Problem requirements
Check each line of the entries below for the word "Recommendations", and copy the lines that have it.

The input
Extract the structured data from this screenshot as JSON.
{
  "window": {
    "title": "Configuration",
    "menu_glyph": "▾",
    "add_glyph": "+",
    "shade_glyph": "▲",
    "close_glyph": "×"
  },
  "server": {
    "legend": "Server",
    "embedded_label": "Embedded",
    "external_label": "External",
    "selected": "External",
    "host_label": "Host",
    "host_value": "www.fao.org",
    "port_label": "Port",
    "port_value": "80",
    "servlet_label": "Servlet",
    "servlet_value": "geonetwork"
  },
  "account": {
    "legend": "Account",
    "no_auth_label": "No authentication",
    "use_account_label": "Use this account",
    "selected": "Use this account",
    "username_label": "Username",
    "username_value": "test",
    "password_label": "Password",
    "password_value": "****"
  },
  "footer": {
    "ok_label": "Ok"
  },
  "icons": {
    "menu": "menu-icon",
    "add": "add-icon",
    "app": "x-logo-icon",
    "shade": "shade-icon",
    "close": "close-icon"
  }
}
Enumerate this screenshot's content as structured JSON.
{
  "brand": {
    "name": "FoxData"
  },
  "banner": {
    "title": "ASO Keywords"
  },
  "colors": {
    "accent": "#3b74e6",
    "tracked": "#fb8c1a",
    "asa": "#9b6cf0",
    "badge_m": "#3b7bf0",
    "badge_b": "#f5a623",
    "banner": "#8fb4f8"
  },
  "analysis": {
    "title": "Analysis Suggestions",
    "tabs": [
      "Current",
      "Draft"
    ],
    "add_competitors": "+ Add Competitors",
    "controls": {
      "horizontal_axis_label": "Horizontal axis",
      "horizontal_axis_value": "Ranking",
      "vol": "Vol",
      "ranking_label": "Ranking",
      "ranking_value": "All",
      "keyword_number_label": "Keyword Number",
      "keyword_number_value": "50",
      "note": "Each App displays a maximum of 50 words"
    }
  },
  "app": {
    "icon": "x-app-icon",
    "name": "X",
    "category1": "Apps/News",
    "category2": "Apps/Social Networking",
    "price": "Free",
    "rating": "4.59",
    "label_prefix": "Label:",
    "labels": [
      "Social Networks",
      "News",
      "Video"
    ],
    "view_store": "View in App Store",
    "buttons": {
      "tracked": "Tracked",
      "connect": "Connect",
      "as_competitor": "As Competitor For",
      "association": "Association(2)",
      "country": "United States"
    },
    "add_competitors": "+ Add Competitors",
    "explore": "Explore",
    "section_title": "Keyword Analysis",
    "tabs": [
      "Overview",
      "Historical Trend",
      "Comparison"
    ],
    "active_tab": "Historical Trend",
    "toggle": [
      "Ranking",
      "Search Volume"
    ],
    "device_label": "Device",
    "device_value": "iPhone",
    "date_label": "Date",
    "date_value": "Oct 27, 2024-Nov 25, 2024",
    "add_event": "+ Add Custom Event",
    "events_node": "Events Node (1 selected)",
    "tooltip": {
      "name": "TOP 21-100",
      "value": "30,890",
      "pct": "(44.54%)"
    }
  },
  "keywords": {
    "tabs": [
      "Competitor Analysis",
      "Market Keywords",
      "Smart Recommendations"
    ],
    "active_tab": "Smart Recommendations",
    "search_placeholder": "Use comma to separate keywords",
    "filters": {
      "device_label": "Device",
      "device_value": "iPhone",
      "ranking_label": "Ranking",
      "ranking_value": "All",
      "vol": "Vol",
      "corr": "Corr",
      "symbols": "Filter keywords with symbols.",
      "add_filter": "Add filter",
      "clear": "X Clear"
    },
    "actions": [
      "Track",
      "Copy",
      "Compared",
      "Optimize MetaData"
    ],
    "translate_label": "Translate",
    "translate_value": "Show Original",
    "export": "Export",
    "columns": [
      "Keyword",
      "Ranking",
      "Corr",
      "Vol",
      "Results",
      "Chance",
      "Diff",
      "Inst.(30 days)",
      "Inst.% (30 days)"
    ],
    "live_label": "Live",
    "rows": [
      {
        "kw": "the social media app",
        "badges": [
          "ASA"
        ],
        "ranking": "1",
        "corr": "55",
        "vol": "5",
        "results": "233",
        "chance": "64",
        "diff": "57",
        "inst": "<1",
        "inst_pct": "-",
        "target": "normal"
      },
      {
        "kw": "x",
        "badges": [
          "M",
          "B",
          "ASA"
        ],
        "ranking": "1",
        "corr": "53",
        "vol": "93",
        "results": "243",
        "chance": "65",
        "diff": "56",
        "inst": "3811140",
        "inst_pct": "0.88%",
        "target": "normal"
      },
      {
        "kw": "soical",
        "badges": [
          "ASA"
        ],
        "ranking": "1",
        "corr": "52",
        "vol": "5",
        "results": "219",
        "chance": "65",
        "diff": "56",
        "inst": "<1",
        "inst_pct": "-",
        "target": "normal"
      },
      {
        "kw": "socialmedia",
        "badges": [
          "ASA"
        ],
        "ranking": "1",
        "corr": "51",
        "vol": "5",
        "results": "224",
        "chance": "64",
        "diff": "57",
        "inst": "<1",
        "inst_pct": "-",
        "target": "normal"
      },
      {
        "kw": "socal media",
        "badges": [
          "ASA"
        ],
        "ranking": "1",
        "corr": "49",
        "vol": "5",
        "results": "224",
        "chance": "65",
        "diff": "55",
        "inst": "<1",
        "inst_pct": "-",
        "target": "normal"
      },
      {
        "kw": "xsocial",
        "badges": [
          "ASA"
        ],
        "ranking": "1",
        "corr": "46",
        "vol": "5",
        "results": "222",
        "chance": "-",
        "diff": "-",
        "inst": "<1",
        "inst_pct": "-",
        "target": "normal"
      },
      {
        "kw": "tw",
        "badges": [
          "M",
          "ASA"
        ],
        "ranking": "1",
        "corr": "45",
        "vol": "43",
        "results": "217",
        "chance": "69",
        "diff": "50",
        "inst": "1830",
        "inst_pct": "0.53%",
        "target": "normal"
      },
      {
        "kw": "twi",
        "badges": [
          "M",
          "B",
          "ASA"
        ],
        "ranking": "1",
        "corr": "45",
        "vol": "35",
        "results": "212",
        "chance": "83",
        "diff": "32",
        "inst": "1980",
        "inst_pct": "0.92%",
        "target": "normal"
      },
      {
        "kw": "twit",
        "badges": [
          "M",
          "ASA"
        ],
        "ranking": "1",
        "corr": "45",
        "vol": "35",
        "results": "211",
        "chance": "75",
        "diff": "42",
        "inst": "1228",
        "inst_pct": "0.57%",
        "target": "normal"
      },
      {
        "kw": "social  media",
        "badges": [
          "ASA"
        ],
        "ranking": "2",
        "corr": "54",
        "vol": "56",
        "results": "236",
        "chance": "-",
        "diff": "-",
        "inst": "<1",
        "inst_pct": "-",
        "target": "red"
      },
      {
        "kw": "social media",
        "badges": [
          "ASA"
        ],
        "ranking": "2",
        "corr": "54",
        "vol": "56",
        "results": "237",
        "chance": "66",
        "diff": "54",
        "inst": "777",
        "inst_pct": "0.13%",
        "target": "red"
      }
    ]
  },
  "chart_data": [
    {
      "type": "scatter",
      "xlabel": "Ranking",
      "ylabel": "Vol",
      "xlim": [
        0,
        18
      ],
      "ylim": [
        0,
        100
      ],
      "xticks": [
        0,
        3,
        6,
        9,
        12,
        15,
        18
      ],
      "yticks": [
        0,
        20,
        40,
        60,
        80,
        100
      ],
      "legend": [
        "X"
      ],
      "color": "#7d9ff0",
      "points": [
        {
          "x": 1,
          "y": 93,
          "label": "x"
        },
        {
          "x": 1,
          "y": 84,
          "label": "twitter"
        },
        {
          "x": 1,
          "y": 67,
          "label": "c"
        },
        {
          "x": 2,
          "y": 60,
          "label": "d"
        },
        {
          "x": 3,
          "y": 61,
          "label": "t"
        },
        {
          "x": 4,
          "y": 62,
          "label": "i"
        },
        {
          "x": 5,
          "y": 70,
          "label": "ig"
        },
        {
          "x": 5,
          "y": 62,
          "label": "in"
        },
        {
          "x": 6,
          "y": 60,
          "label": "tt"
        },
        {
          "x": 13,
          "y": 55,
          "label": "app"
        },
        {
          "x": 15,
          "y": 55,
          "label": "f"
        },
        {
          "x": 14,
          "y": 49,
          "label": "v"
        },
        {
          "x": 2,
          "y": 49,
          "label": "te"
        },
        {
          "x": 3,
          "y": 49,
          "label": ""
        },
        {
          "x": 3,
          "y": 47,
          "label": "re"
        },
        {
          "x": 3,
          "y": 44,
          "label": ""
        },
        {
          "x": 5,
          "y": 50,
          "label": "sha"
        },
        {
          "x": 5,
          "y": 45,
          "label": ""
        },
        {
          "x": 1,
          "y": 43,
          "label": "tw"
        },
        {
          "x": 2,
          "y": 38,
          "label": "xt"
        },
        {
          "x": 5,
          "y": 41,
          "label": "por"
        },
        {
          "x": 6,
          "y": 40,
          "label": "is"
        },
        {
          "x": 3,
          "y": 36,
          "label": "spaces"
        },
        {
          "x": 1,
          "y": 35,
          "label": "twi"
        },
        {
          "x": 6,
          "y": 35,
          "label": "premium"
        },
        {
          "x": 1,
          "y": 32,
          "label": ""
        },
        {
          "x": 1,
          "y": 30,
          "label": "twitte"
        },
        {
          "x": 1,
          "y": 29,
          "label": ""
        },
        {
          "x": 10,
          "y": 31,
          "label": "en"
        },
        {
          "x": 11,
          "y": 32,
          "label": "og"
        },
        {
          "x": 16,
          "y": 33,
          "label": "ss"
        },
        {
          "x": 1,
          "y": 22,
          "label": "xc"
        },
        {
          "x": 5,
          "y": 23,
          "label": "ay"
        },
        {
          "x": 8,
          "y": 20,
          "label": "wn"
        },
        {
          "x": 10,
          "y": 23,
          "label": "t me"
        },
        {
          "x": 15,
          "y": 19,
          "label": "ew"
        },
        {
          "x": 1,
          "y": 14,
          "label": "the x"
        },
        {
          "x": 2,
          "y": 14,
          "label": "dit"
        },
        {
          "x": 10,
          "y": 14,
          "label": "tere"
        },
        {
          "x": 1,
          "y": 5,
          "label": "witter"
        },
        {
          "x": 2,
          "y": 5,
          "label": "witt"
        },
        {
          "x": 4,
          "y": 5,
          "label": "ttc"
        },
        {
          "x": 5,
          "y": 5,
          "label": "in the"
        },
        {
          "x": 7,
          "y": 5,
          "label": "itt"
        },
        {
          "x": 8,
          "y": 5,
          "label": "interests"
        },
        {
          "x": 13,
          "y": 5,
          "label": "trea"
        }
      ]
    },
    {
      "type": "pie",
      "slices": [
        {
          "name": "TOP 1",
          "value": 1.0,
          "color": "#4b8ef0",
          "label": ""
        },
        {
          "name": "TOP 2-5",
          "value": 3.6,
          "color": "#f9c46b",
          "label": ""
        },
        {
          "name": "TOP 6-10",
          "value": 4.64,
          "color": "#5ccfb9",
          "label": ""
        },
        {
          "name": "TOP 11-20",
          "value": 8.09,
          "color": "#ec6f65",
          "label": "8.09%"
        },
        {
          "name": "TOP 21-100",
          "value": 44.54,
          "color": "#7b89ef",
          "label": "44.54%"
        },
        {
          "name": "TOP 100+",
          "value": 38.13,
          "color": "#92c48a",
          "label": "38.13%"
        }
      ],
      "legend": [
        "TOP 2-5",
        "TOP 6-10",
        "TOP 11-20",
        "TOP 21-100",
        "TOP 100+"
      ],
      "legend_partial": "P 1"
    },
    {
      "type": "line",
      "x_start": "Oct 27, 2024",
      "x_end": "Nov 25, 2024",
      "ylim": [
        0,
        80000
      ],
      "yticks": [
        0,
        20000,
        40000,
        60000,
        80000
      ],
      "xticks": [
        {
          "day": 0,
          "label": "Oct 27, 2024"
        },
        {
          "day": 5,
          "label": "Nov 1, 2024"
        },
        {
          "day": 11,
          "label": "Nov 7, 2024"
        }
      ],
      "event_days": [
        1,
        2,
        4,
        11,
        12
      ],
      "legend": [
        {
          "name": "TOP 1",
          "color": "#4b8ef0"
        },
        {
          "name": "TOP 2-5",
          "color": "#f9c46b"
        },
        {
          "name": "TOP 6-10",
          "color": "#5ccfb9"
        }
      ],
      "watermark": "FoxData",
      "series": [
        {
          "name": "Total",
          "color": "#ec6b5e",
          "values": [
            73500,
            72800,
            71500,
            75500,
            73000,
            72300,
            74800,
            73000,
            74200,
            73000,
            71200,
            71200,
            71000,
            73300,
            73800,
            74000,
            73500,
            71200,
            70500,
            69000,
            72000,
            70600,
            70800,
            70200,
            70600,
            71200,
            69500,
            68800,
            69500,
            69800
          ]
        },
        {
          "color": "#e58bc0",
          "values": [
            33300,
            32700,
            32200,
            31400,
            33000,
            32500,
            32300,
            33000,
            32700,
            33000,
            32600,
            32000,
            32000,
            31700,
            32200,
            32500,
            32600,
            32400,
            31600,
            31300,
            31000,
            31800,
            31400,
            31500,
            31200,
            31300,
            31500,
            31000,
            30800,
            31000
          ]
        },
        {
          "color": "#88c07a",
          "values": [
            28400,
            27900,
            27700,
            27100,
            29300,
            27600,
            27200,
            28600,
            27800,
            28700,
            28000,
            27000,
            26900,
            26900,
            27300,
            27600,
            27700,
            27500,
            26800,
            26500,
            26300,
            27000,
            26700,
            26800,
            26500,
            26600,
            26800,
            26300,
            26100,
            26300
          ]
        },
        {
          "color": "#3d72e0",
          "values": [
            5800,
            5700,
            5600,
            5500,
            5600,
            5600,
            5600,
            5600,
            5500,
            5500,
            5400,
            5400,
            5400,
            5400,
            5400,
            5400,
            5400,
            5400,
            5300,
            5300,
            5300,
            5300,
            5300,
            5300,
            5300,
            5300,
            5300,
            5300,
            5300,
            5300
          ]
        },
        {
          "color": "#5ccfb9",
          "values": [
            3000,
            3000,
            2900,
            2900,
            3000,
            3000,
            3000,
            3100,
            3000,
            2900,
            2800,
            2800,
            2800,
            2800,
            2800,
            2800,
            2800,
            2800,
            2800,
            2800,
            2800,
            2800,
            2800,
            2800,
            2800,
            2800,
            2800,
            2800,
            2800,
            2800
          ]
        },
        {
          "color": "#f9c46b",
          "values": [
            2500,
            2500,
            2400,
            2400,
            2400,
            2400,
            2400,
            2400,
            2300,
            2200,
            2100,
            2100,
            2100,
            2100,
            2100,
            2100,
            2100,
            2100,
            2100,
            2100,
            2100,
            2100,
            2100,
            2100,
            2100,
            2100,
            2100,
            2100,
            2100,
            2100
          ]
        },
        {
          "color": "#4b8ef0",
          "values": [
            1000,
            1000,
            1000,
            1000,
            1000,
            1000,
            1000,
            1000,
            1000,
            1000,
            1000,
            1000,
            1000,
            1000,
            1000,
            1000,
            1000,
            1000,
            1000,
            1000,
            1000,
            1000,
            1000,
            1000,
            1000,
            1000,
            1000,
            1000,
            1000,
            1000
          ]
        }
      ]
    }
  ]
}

Expected answer
      "Smart Recommendations"
    "active_tab": "Smart Recommendations",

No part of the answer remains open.